Set down each line of the data below exactly.

----------------

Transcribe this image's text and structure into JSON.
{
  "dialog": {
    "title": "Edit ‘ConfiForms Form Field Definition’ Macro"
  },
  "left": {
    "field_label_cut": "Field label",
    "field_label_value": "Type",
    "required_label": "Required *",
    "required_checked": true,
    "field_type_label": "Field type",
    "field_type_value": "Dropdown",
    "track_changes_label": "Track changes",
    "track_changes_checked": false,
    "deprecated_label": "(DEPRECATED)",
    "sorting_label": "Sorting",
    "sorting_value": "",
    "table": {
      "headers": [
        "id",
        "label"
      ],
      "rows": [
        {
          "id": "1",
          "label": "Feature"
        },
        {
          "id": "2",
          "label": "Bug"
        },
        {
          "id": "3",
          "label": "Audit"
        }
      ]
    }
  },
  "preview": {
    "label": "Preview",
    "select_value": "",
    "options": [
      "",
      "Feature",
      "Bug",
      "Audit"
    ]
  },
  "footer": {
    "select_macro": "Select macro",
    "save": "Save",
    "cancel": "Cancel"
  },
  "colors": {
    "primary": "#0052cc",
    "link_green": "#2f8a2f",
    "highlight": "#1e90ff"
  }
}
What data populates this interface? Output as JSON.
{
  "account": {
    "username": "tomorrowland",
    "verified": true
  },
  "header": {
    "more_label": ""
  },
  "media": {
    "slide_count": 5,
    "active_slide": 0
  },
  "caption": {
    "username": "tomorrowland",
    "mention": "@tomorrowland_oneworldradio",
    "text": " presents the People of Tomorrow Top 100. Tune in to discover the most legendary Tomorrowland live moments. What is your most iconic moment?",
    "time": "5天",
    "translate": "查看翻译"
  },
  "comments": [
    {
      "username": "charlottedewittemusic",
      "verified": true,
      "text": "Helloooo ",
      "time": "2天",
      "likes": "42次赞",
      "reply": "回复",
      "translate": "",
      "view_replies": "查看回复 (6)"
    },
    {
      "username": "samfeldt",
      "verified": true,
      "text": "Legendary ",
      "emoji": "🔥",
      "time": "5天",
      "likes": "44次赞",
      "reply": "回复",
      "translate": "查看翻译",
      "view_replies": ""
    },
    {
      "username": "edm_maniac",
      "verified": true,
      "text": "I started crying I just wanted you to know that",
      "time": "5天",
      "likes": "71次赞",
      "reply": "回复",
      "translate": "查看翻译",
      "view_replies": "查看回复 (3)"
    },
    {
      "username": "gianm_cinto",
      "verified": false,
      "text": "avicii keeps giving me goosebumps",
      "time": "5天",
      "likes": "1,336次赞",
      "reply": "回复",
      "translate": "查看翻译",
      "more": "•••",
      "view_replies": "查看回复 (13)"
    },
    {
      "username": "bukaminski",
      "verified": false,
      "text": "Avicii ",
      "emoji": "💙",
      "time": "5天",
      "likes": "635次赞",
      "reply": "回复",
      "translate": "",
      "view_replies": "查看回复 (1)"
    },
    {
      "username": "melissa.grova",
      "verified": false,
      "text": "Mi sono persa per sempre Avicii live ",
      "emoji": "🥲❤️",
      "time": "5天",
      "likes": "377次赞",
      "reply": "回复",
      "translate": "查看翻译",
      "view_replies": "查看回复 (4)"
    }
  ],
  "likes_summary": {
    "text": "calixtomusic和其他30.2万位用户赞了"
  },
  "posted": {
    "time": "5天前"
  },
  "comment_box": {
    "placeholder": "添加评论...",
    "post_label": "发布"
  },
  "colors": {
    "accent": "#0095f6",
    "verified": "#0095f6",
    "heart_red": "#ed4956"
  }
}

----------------

▶ _Written response_
Transcribe this image's text and structure into JSON.
{
  "dialog": {
    "title": "Edit ‘ConfiForms Form Field Definition’ Macro"
  },
  "left": {
    "field_label_cut": "Field label",
    "field_label_value": "Type",
    "required_label": "Required *",
    "required_checked": true,
    "field_type_label": "Field type",
    "field_type_value": "Dropdown",
    "track_changes_label": "Track changes",
    "track_changes_checked": false,
    "deprecated_label": "(DEPRECATED)",
    "sorting_label": "Sorting",
    "sorting_value": "",
    "table": {
      "headers": [
        "id",
        "label"
      ],
      "rows": [
        {
          "id": "1",
          "label": "Feature"
        },
        {
          "id": "2",
          "label": "Bug"
        },
        {
          "id": "3",
          "label": "Audit"
        }
      ]
    }
  },
  "preview": {
    "label": "Preview",
    "select_value": "",
    "options": [
      "",
      "Feature",
      "Bug",
      "Audit"
    ]
  },
  "footer": {
    "select_macro": "Select macro",
    "save": "Save",
    "cancel": "Cancel"
  },
  "colors": {
    "primary": "#0052cc",
    "link_green": "#2f8a2f",
    "highlight": "#1e90ff"
  }
}
What data populates this interface? Output as JSON.
{
  "account": {
    "username": "tomorrowland",
    "verified": true
  },
  "header": {
    "more_label": ""
  },
  "media": {
    "slide_count": 5,
    "active_slide": 0
  },
  "caption": {
    "username": "tomorrowland",
    "mention": "@tomorrowland_oneworldradio",
    "text": " presents the People of Tomorrow Top 100. Tune in to discover the most legendary Tomorrowland live moments. What is your most iconic moment?",
    "time": "5天",
    "translate": "查看翻译"
  },
  "comments": [
    {
      "username": "charlottedewittemusic",
      "verified": true,
      "text": "Helloooo ",
      "time": "2天",
      "likes": "42次赞",
      "reply": "回复",
      "translate": "",
      "view_replies": "查看回复 (6)"
    },
    {
      "username": "samfeldt",
      "verified": true,
      "text": "Legendary ",
      "emoji": "🔥",
      "time": "5天",
      "likes": "44次赞",
      "reply": "回复",
      "translate": "查看翻译",
      "view_replies": ""
    },
    {
      "username": "edm_maniac",
      "verified": true,
      "text": "I started crying I just wanted you to know that",
      "time": "5天",
      "likes": "71次赞",
      "reply": "回复",
      "translate": "查看翻译",
      "view_replies": "查看回复 (3)"
    },
    {
      "username": "gianm_cinto",
      "verified": false,
      "text": "avicii keeps giving me goosebumps",
      "time": "5天",
      "likes": "1,336次赞",
      "reply": "回复",
      "translate": "查看翻译",
      "more": "•••",
      "view_replies": "查看回复 (13)"
    },
    {
      "username": "bukaminski",
      "verified": false,
      "text": "Avicii ",
      "emoji": "💙",
      "time": "5天",
      "likes": "635次赞",
      "reply": "回复",
      "translate": "",
      "view_replies": "查看回复 (1)"
    },
    {
      "username": "melissa.grova",
      "verified": false,
      "text": "Mi sono persa per sempre Avicii live ",
      "emoji": "🥲❤️",
      "time": "5天",
      "likes": "377次赞",
      "reply": "回复",
      "translate": "查看翻译",
      "view_replies": "查看回复 (4)"
    }
  ],
  "likes_summary": {
    "text": "calixtomusic和其他30.2万位用户赞了"
  },
  "posted": {
    "time": "5天前"
  },
  "comment_box": {
    "placeholder": "添加评论...",
    "post_label": "发布"
  },
  "colors": {
    "accent": "#0095f6",
    "verified": "#0095f6",
    "heart_red": "#ed4956"
  }
}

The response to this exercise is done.